Ernst-Jan Pfauth   Readers are only getting started

Ruth Palmer and Benjamin Toff   From news fatigue to news avoidance

Andrea Faye Hart   Doing less harm, not just more good

Jack Riley   Facebook refugees, from ad revenue to news habits

Angilee Shah   The year news orgs say “yes” to real leaders

Monique Judge   Committing to the truth, calling out lies

Michael Grant   More newsrooms experiment their way to success

Rebecca Lee Sanchez   We are all actors in the running rampant of political theater

Hossein Derakhshan   The news is dying, but journalism will not — and should not

Geetika Rudra   The year of actionable (local) journalism

Kevin D. Grant   A year to embrace journalism as public service

Nisha Chittal   The homepage makes a comeback

Cherian George   Fake news wins in Asia

Rasmus Kleis Nielsen   A long, slow slog, with no one coming to the rescue
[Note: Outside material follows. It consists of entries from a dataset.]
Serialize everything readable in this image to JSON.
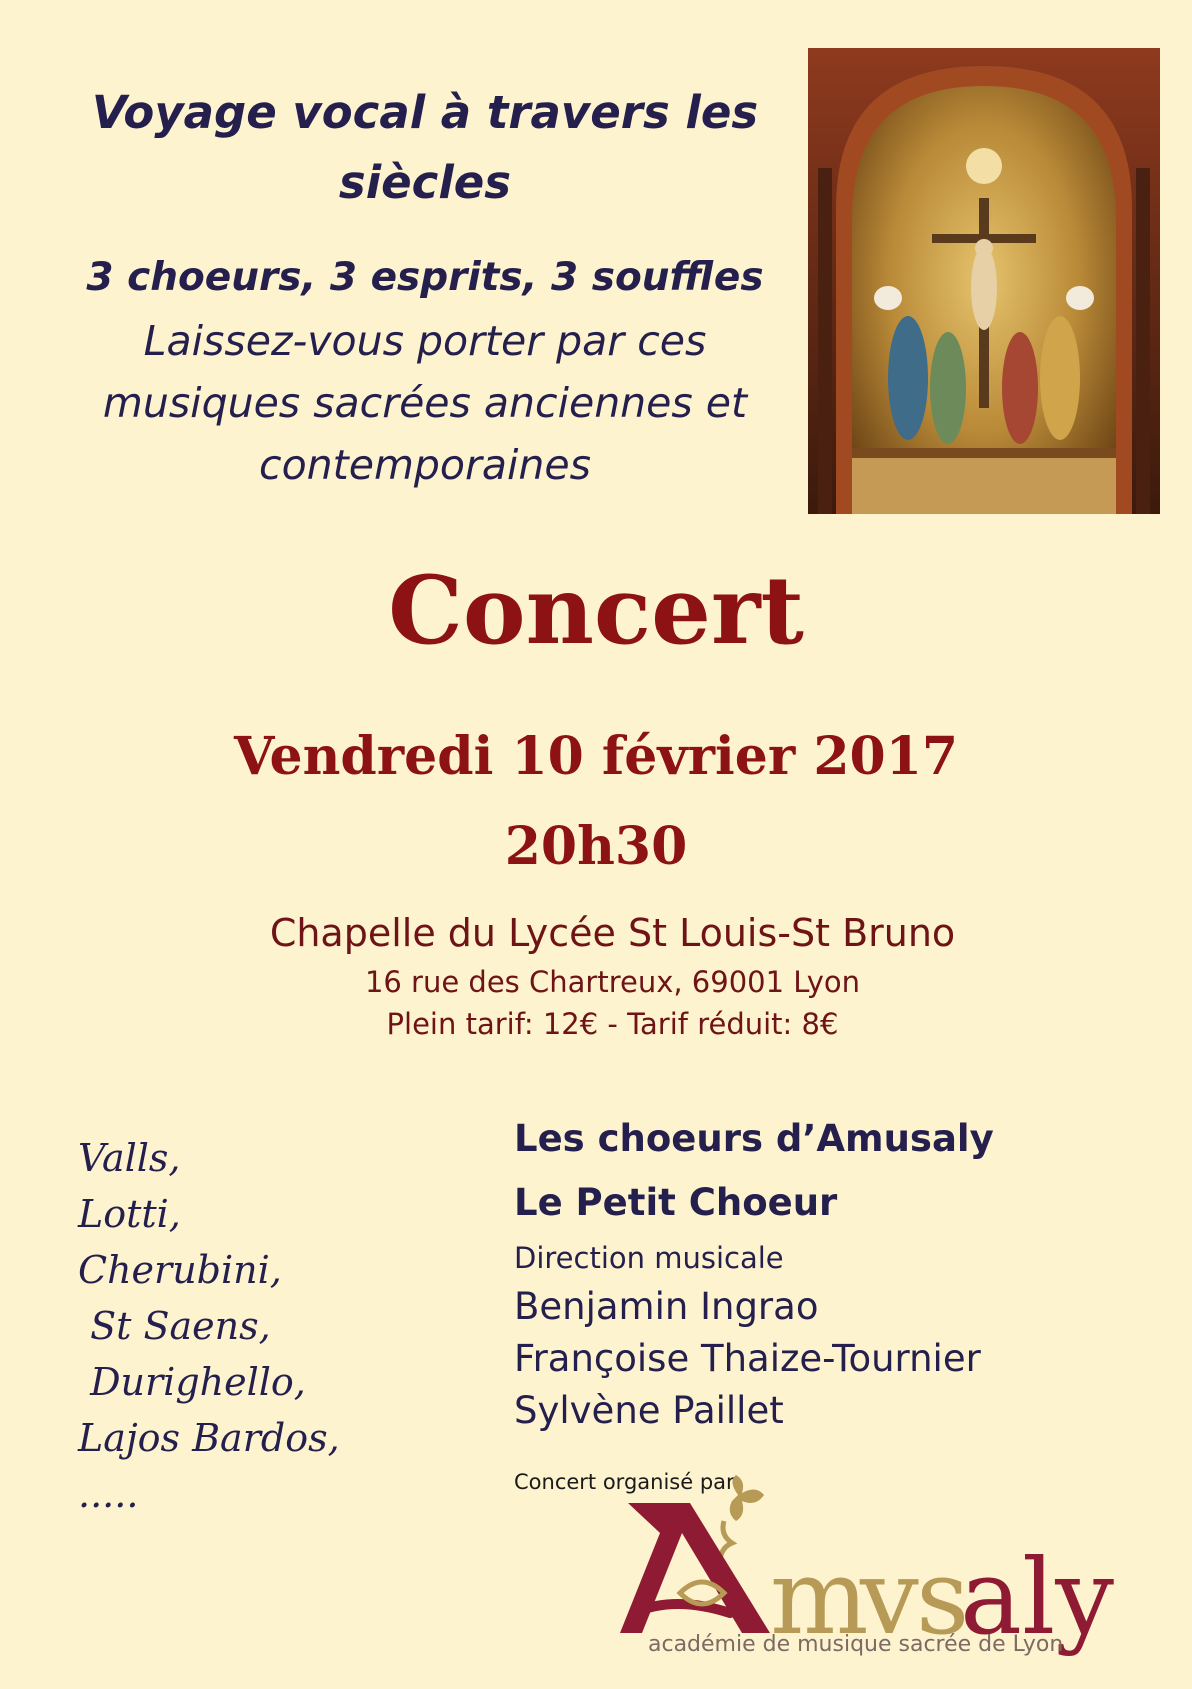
{
  "header": {
    "title": "Voyage vocal à travers les siècles",
    "subtitle": "3 choeurs, 3 esprits, 3 souffles",
    "tagline": "Laissez-vous porter par ces musiques sacrées  anciennes et contemporaines"
  },
  "event": {
    "heading": "Concert",
    "date": "Vendredi 10 février 2017",
    "time": "20h30",
    "venue": "Chapelle du Lycée St Louis-St Bruno",
    "address": "16 rue des Chartreux, 69001 Lyon",
    "prices": "Plein tarif: 12€ - Tarif réduit: 8€"
  },
  "composers": [
    "Valls,",
    "Lotti,",
    "Cherubini,",
    " St Saens,",
    " Durighello,",
    "Lajos Bardos,",
    "....."
  ],
  "choirs": [
    "Les choeurs d’Amusaly",
    "Le Petit Choeur"
  ],
  "direction": {
    "label": "Direction musicale",
    "names": [
      "Benjamin Ingrao",
      "Françoise Thaize-Tournier",
      "Sylvène Paillet"
    ]
  },
  "organizer": {
    "label": "Concert organisé par",
    "logo_text": "Amvsaly",
    "logo_tagline": "académie de musique sacrée de Lyon"
  },
  "colors": {
    "background": "#fdf3cf",
    "navy": "#241f4d",
    "crimson": "#8c1214",
    "logo_red": "#8f1a33",
    "logo_gold": "#b79a55"
  }
}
Mike Isaac   The old exit doors for digital media companies are closing

Carolina Guerrero   Spanish-language audio blows up

John Garrett   You can’t raise prices forever

Elizabeth Dunbar   Local reporters reflect on what’s not important

Laura E. Davis   More access, but not that kind

Gabriel Snyder   Journalism doesn’t fit well in a funnel

Dheerja Kaur   A focus on problems, not platforms

Tushar Banerjee   Interactive ads will be the new face of display advertising

Seth C. Lewis   The gap between journalism and research is too wide

Moreno Cruz Osório   Damaged credibility and a new threat in Brazil

Sarah Alvarez   Simplify and redistribute

Rebecca Searles   From silos to Swiss Army knife teams

Victor Pickard   We will finally confront systemic market failure

Stefanie Murray   Local news wakes up and starts collaborating

Francesco Zaffarano   Towards a rethinking of journalism on social media

Justin Kosslyn   Text hits a tipping point

Ole Reißmann   The rise of vertical storytelling

Soo Oh   Just showing our work isn’t enough

Pablo Boczkowski   Reimagining the media for post-institutional times

Elizabeth Bramson-Boudreau   A more sincere definition of “community”

Zuzanna Ziomecka   News leadership gets an overdue upgrade

Jesse Brown   Canada’s subsidy for news backfires